### DATA FOR REVIEW

::::

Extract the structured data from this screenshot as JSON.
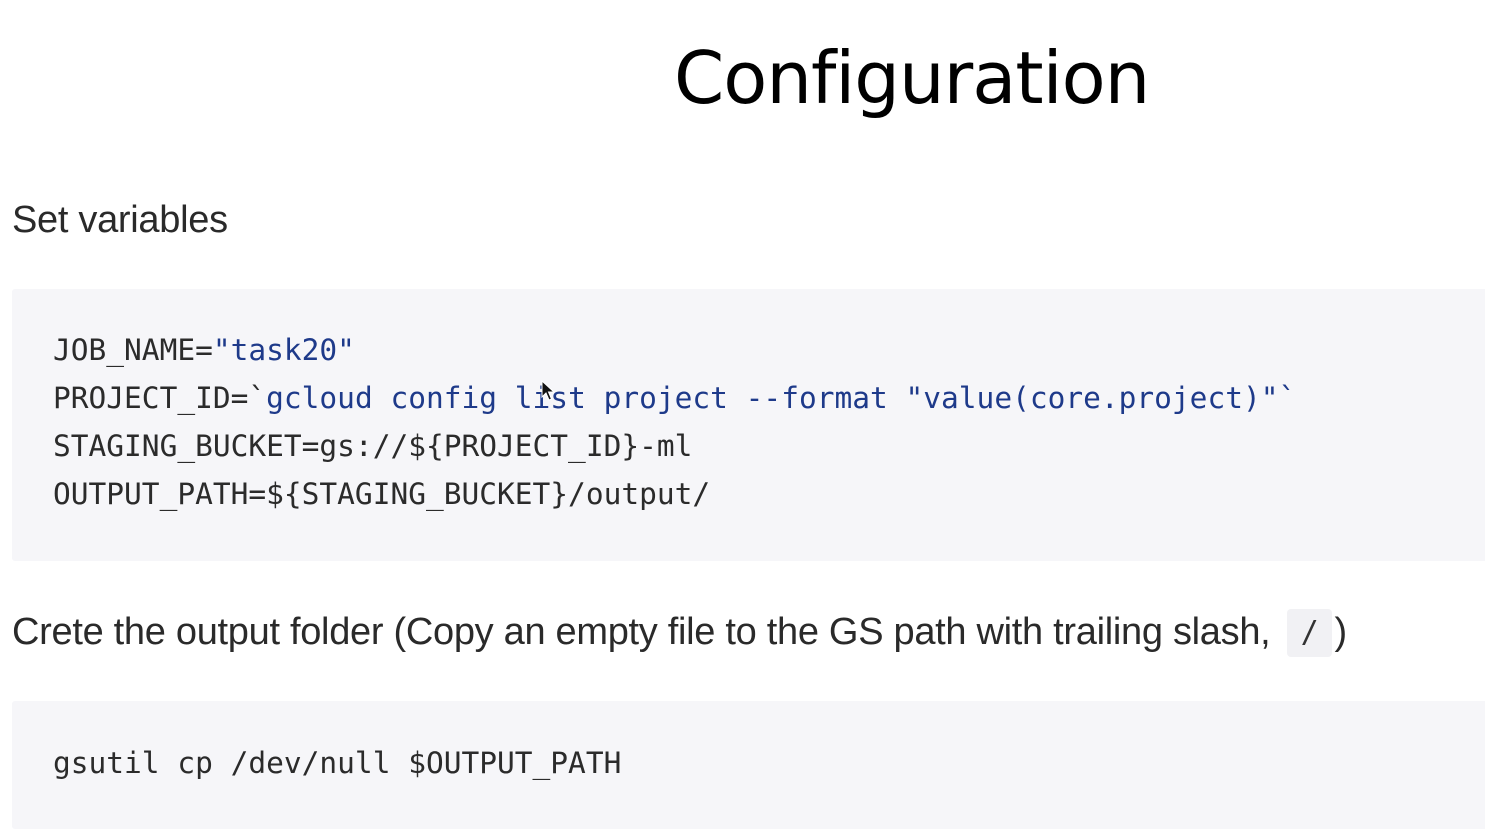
{
  "slide": {
    "title": "Configuration"
  },
  "section1": {
    "heading": "Set variables",
    "code_lines": [
      {
        "plain": "JOB_NAME=",
        "string": "\"task20\""
      },
      {
        "plain": "PROJECT_ID=`",
        "string": "gcloud config list project --format \"value(core.project)\"`"
      },
      {
        "plain": "STAGING_BUCKET=gs://${PROJECT_ID}-ml",
        "string": ""
      },
      {
        "plain": "OUTPUT_PATH=${STAGING_BUCKET}/output/",
        "string": ""
      }
    ]
  },
  "section2": {
    "heading_prefix": "Crete the output folder (Copy an empty file to the GS path with trailing slash, ",
    "inline_code": "/",
    "heading_suffix": ")",
    "code_lines": [
      {
        "plain": "gsutil cp /dev/null $OUTPUT_PATH",
        "string": ""
      }
    ]
  },
  "colors": {
    "code_background": "#f6f6f9",
    "string_token": "#1e3a8a",
    "text": "#2a2a2a"
  },
  "icons": {
    "cursor": "mouse-pointer-icon"
  }
}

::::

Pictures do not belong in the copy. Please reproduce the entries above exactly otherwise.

Extract the structured data from this screenshot as JSON.
{
  "slide": {
    "title": "Configuration"
  },
  "section1": {
    "heading": "Set variables",
    "code_lines": [
      {
        "plain": "JOB_NAME=",
        "string": "\"task20\""
      },
      {
        "plain": "PROJECT_ID=`",
        "string": "gcloud config list project --format \"value(core.project)\"`"
      },
      {
        "plain": "STAGING_BUCKET=gs://${PROJECT_ID}-ml",
        "string": ""
      },
      {
        "plain": "OUTPUT_PATH=${STAGING_BUCKET}/output/",
        "string": ""
      }
    ]
  },
  "section2": {
    "heading_prefix": "Crete the output folder (Copy an empty file to the GS path with trailing slash, ",
    "inline_code": "/",
    "heading_suffix": ")",
    "code_lines": [
      {
        "plain": "gsutil cp /dev/null $OUTPUT_PATH",
        "string": ""
      }
    ]
  },
  "colors": {
    "code_background": "#f6f6f9",
    "string_token": "#1e3a8a",
    "text": "#2a2a2a"
  },
  "icons": {
    "cursor": "mouse-pointer-icon"
  }
}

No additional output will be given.